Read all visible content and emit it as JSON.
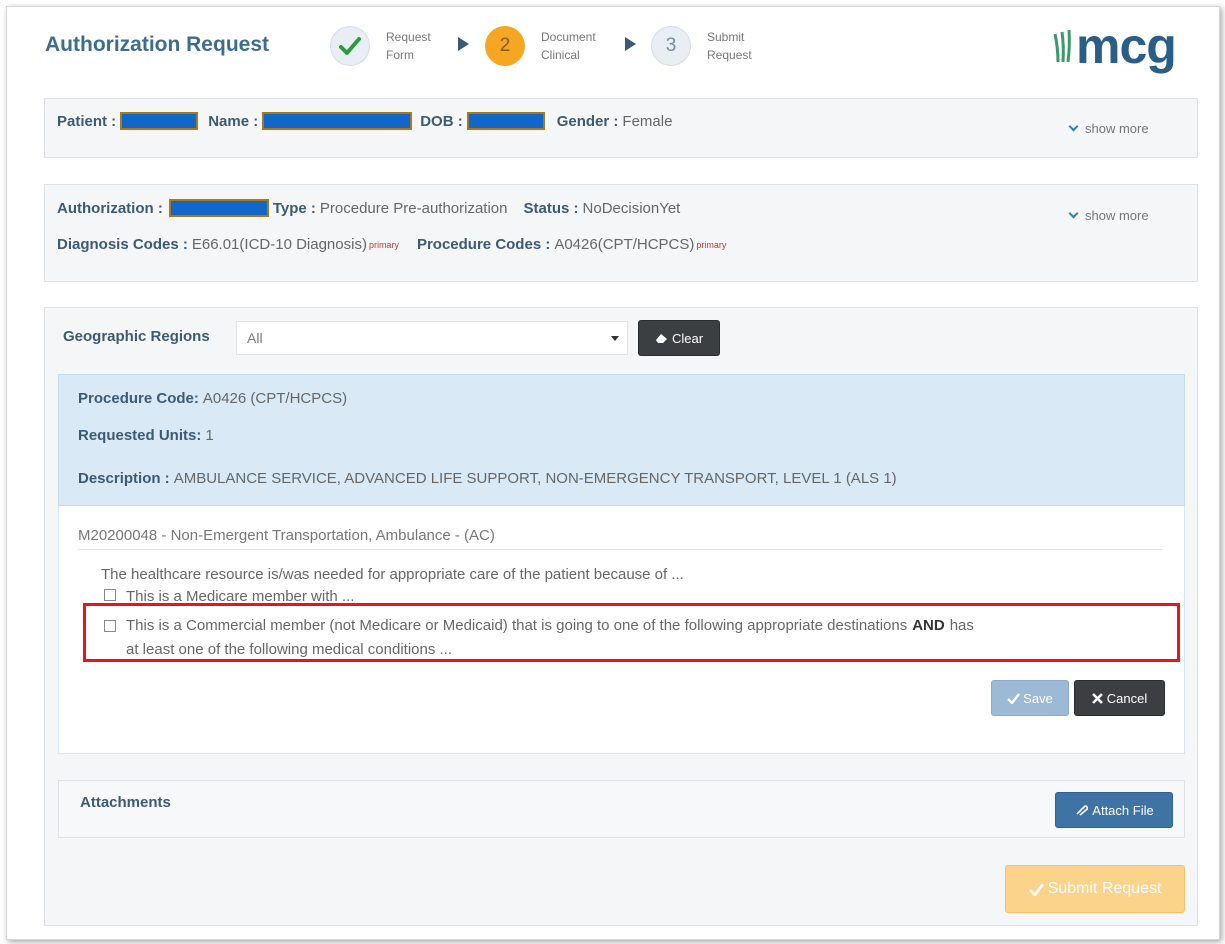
{
  "header": {
    "title": "Authorization Request",
    "steps": [
      {
        "number": "",
        "line1": "Request",
        "line2": "Form",
        "state": "done"
      },
      {
        "number": "2",
        "line1": "Document",
        "line2": "Clinical",
        "state": "active"
      },
      {
        "number": "3",
        "line1": "Submit",
        "line2": "Request",
        "state": "todo"
      }
    ],
    "logo_text": "mcg"
  },
  "patient": {
    "patient_label": "Patient :",
    "name_label": "Name :",
    "dob_label": "DOB :",
    "gender_label": "Gender :",
    "gender_value": "Female",
    "show_more": "show more"
  },
  "authorization": {
    "auth_label": "Authorization :",
    "type_label": "Type :",
    "type_value": "Procedure Pre-authorization",
    "status_label": "Status :",
    "status_value": "NoDecisionYet",
    "diag_label": "Diagnosis Codes :",
    "diag_value": "E66.01(ICD-10 Diagnosis)",
    "diag_tag": "primary",
    "proc_label": "Procedure Codes :",
    "proc_value": "A0426(CPT/HCPCS)",
    "proc_tag": "primary",
    "show_more": "show more"
  },
  "regions": {
    "label": "Geographic Regions",
    "selected": "All",
    "clear_label": "Clear"
  },
  "procedure": {
    "code_label": "Procedure Code:",
    "code_value": "A0426 (CPT/HCPCS)",
    "units_label": "Requested Units:",
    "units_value": "1",
    "desc_label": "Description :",
    "desc_value": "AMBULANCE SERVICE, ADVANCED LIFE SUPPORT, NON-EMERGENCY TRANSPORT, LEVEL 1 (ALS 1)"
  },
  "guideline": {
    "title": "M20200048 - Non-Emergent Transportation, Ambulance - (AC)",
    "intro": "The healthcare resource is/was needed for appropriate care of the patient because of ...",
    "option1": "This is a Medicare member with ...",
    "option2_part1": "This is a Commercial member (not Medicare or Medicaid) that is going to one of the following appropriate destinations",
    "option2_bold": "AND",
    "option2_part2": "has",
    "option2_line2": "at least one of the following medical conditions ...",
    "save_label": "Save",
    "cancel_label": "Cancel"
  },
  "attachments": {
    "label": "Attachments",
    "attach_label": "Attach File"
  },
  "footer": {
    "submit_label": "Submit Request"
  }
}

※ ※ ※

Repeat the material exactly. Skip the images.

- [ANSWER]
Read all visible content and emit it as JSON.
{
  "header": {
    "title": "Authorization Request",
    "steps": [
      {
        "number": "",
        "line1": "Request",
        "line2": "Form",
        "state": "done"
      },
      {
        "number": "2",
        "line1": "Document",
        "line2": "Clinical",
        "state": "active"
      },
      {
        "number": "3",
        "line1": "Submit",
        "line2": "Request",
        "state": "todo"
      }
    ],
    "logo_text": "mcg"
  },
  "patient": {
    "patient_label": "Patient :",
    "name_label": "Name :",
    "dob_label": "DOB :",
    "gender_label": "Gender :",
    "gender_value": "Female",
    "show_more": "show more"
  },
  "authorization": {
    "auth_label": "Authorization :",
    "type_label": "Type :",
    "type_value": "Procedure Pre-authorization",
    "status_label": "Status :",
    "status_value": "NoDecisionYet",
    "diag_label": "Diagnosis Codes :",
    "diag_value": "E66.01(ICD-10 Diagnosis)",
    "diag_tag": "primary",
    "proc_label": "Procedure Codes :",
    "proc_value": "A0426(CPT/HCPCS)",
    "proc_tag": "primary",
    "show_more": "show more"
  },
  "regions": {
    "label": "Geographic Regions",
    "selected": "All",
    "clear_label": "Clear"
  },
  "procedure": {
    "code_label": "Procedure Code:",
    "code_value": "A0426 (CPT/HCPCS)",
    "units_label": "Requested Units:",
    "units_value": "1",
    "desc_label": "Description :",
    "desc_value": "AMBULANCE SERVICE, ADVANCED LIFE SUPPORT, NON-EMERGENCY TRANSPORT, LEVEL 1 (ALS 1)"
  },
  "guideline": {
    "title": "M20200048 - Non-Emergent Transportation, Ambulance - (AC)",
    "intro": "The healthcare resource is/was needed for appropriate care of the patient because of ...",
    "option1": "This is a Medicare member with ...",
    "option2_part1": "This is a Commercial member (not Medicare or Medicaid) that is going to one of the following appropriate destinations",
    "option2_bold": "AND",
    "option2_part2": "has",
    "option2_line2": "at least one of the following medical conditions ...",
    "save_label": "Save",
    "cancel_label": "Cancel"
  },
  "attachments": {
    "label": "Attachments",
    "attach_label": "Attach File"
  },
  "footer": {
    "submit_label": "Submit Request"
  }
}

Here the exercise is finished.